Wilbur Wright Vocational High School

Wilbur Wright Vocational High School came about as a result of a shortage of skilled laborers to work in Detroit’s rapidly growing automobile industry. At the time the public school system had limited vocational education programs, most of which were held at Cass Tech High School. Starting in May of 1928 the vacant Dickenson School was converted into a vocational school, but in November the building burned to the ground and the program was relocated while a new school was built on the site.

The first unit of Wilbur Wright School opened in January of 1930. Among the programs located there were graphic arts, interior design, painting, business, and automotive technology. Students would spend part of the day taking normal classes and the rest of the day learning a skilled trade. Wright provided a direct path for students to enter the workforce by partnering with companies. The increased need for metal workers and machinists led to the addition of a third story to the building in 1942. Such was the demand that the shops were left open 24 hours a day so that there would be no downtime. Another wing and a heating plant were added in 1953.
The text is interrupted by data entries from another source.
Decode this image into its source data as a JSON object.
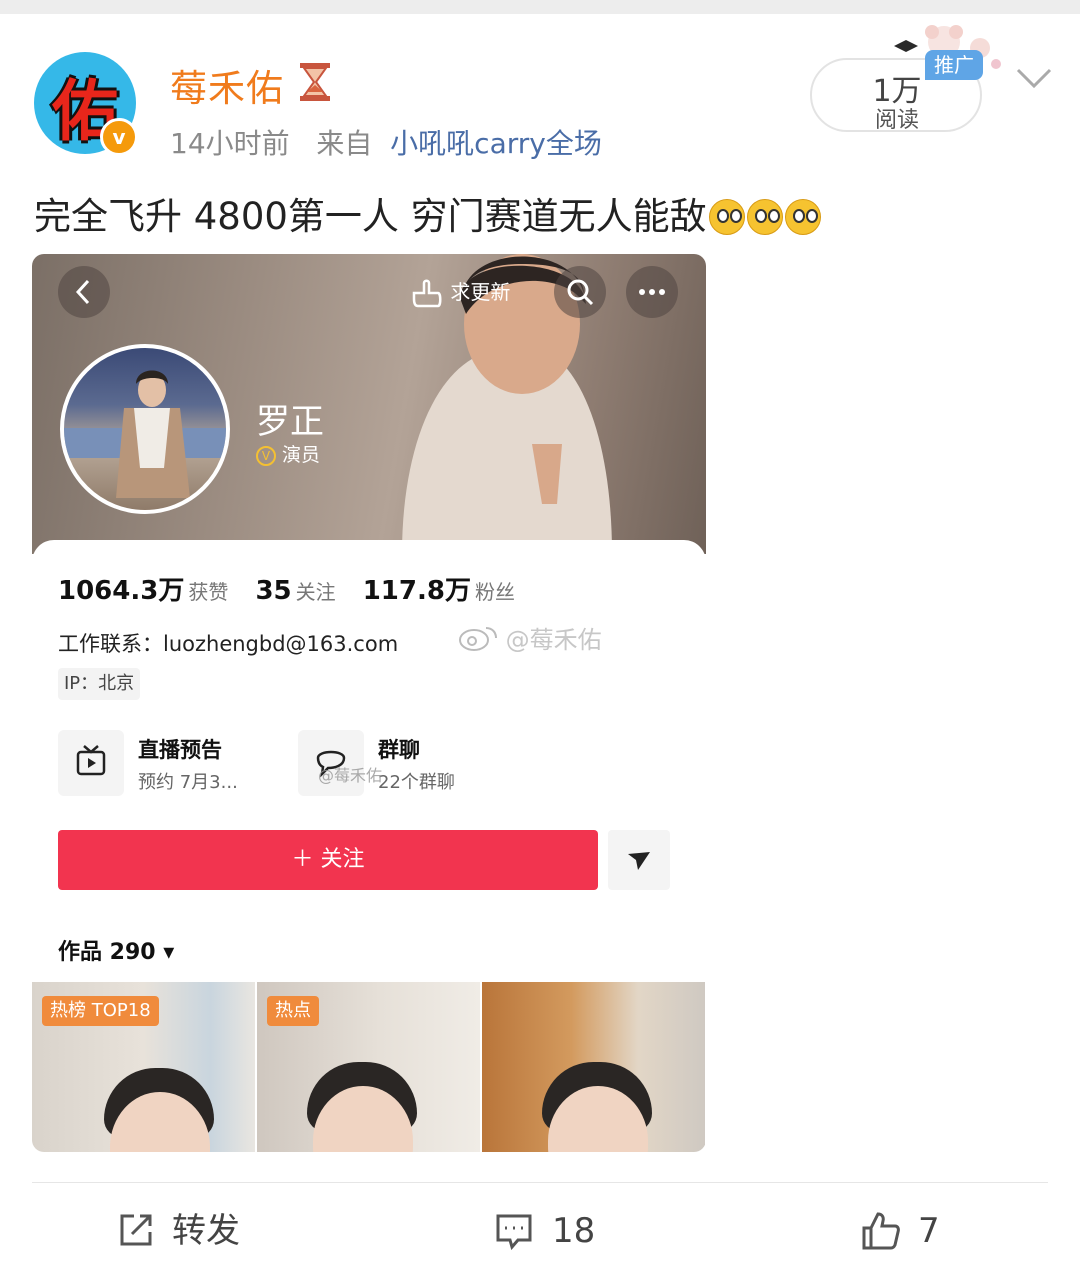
{
  "post": {
    "avatar_char": "佑",
    "verify_badge": "v",
    "username": "莓禾佑",
    "time": "14小时前",
    "source_prefix": "来自",
    "source": "小吼吼carry全场",
    "read_count": "1万",
    "read_label": "阅读",
    "promo": "推广",
    "text": "完全飞升 4800第一人 穷门赛道无人能敌"
  },
  "embedded": {
    "request_update": "求更新",
    "name": "罗正",
    "role": "演员",
    "stats": [
      {
        "num": "1064.3万",
        "label": "获赞"
      },
      {
        "num": "35",
        "label": "关注"
      },
      {
        "num": "117.8万",
        "label": "粉丝"
      }
    ],
    "contact": "工作联系：luozhengbd@163.com",
    "ip": "IP：北京",
    "watermark": "@莓禾佑",
    "live_title": "直播预告",
    "live_sub": "预约 7月3...",
    "group_title": "群聊",
    "group_sub": "22个群聊",
    "group_watermark": "@莓禾佑",
    "follow": "＋ 关注",
    "works": "作品 290 ▾",
    "thumb_tags": [
      "热榜 TOP18",
      "热点"
    ]
  },
  "actions": {
    "repost": "转发",
    "comment": "18",
    "like": "7"
  },
  "colors": {
    "username": "#f07b1c",
    "source_link": "#4a6da7",
    "follow_button": "#f2344f",
    "promo": "#5fa5e6"
  }
}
In later years the manufacturing and operating engineer programs were moved to Cass Tech to increase space for women’s programs, including hospital services, retailing, and sewing. In 1992 the school became the temporary home of the Detroit High School for the Fine and Performing Arts, despite not having an auditorium or any music facilities. Ground was broken on a new building next to Orchestra Hall in 1999, but delays in construction pushed back the opening until 2005, at which time Wright closed. Plans to convert the school into a housing development were announced a short time later but never came to fruition. The school was demolished in 2010.